Startups that are more focused on building market share delay some hard decisions for a long time. They have fancy looking products and a large user base, but when it comes time to actually see if the product is self-sustainable and profitable, it is a huge challenge for them with much more on the line. We are continually tweaking our strategy, but we always have our eyes focused on those sales numbers.
By having so many paying customers behind us, we can make much more intelligent decisions. We know what the market can handle and what we can expect. We know when we add a feature if it is just a bonus, or if customers are happy to pay more for it. Having a solid base of happily paying customers also gives us the freedom to take risks and make bold moves, knowing that we can always go back to where we were before.
I find a lot of startup founders need to be reminded that revenue and profitability make a business. Don’t be scared to turn the switch on.
Homegrown wisdom is better than industry standards
Time and time again as our team visits industry events, we realize that we have far better insights on our core disciples like inbound marketing. More than 85 percent of our sales pipeline comes from inbound sources and we’ve found that our experiences have taught us more than any advice we can find outside.
Industry best practices are averages of the best and the worst; they tend to be generalized to appeal to a wide range of audiences. If they are truly best practices, then everyone, including your competition, follows the same thing. As a startup, you have to dig into your unique insights and understanding of the market to build differentiation.
We’ve never had a clearcut playbook. We’ve always been a scrappy team based out of Chennai, and had few examples and best practices to follow. We’ve had to invent the rules as we go along and come up with new strategies in marketing, sales, product management, engineering, customer success, etc.

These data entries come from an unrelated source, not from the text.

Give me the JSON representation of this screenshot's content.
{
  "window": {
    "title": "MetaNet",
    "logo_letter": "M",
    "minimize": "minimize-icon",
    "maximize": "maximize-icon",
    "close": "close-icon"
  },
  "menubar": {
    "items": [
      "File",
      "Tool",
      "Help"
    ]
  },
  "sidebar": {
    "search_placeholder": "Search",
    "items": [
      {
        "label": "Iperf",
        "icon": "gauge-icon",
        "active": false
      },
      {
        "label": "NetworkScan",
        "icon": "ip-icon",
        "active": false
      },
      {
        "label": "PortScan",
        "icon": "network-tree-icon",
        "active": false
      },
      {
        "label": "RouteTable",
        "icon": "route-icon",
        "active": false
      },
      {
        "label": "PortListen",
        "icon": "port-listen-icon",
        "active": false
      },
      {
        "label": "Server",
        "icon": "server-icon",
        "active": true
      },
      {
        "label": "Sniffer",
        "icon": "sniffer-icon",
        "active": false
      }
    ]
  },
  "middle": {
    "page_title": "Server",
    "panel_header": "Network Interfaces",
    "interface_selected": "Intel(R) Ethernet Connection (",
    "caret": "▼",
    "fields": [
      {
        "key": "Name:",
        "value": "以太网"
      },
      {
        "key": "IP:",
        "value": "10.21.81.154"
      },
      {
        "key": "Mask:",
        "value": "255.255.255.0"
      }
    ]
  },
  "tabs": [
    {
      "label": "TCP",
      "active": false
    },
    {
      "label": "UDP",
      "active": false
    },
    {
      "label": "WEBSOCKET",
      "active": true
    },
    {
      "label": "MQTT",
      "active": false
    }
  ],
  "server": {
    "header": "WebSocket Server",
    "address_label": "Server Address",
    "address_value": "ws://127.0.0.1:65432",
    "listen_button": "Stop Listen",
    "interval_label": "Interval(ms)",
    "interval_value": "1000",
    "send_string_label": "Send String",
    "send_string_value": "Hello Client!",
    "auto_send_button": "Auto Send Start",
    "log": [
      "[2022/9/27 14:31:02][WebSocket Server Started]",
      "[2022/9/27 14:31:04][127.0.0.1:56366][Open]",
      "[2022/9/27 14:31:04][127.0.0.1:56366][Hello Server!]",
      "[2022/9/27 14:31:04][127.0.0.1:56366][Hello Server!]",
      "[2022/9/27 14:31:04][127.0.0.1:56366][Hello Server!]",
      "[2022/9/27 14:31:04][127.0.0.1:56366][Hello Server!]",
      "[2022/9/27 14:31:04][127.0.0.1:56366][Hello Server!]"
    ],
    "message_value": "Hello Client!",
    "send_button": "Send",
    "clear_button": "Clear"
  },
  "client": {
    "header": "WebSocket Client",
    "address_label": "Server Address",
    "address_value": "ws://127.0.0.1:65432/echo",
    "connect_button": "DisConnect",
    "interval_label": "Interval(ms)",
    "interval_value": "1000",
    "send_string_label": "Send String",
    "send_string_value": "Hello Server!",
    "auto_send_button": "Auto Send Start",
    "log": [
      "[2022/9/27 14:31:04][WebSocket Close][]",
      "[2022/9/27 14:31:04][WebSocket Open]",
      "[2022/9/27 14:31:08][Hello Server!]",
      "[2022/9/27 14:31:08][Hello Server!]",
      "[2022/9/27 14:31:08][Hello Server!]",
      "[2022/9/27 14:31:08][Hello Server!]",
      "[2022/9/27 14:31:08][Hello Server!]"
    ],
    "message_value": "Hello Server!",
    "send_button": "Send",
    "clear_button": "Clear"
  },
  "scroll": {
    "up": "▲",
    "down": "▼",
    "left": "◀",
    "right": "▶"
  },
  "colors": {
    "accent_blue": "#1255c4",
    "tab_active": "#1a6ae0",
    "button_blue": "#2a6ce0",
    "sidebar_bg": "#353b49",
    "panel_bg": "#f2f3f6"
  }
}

When we hire new people, we have to teach them how we approach these topics. That doesn’t mean we only hire fresh graduates. We’ve also found success with experienced people who are willing to come in and learn a brand new system that stretches them from their comfort zone. These people also give valuable feedback and ideas on how to improve.
However, many people in our top key positions are younger than the industry median. They’ve been with us for several years and have learned with us and helped refine our position. It’s taken many years of investing time, and might have potentially slowed our growth, but in the long run, it’s been much better to build our own systems.
Pressing through the startup phase
You go through phases as a startup–from ideating the product-market fit, to the happy-but-stuck, to the growth phase. In each of these shifts, you have to re-look at the way your processes are built and fine-tune them to operate at scale.
Today, we are a “well-known company” and that makes me look back to see the ground we’ve covered and the lessons we’ve learned. We’ve made our share of mistakes, and taken our time in building capability and processes, but overall, we are very proud of the path we have taken. There are many ways to become established as a technology company, but I love our story the best.
Suresh Sambandam is the CEO of Kissflow, the first unified digital workplace for organizations to manage all of their work on a single platform. Kissflow is used by over 10,000 customers across 160 countries, including more than fifty Fortune 500 companies. Suresh is an expert and renowned entrepreneur on a mission to democratize cutting-edge technologies and help enterprises leverage automation.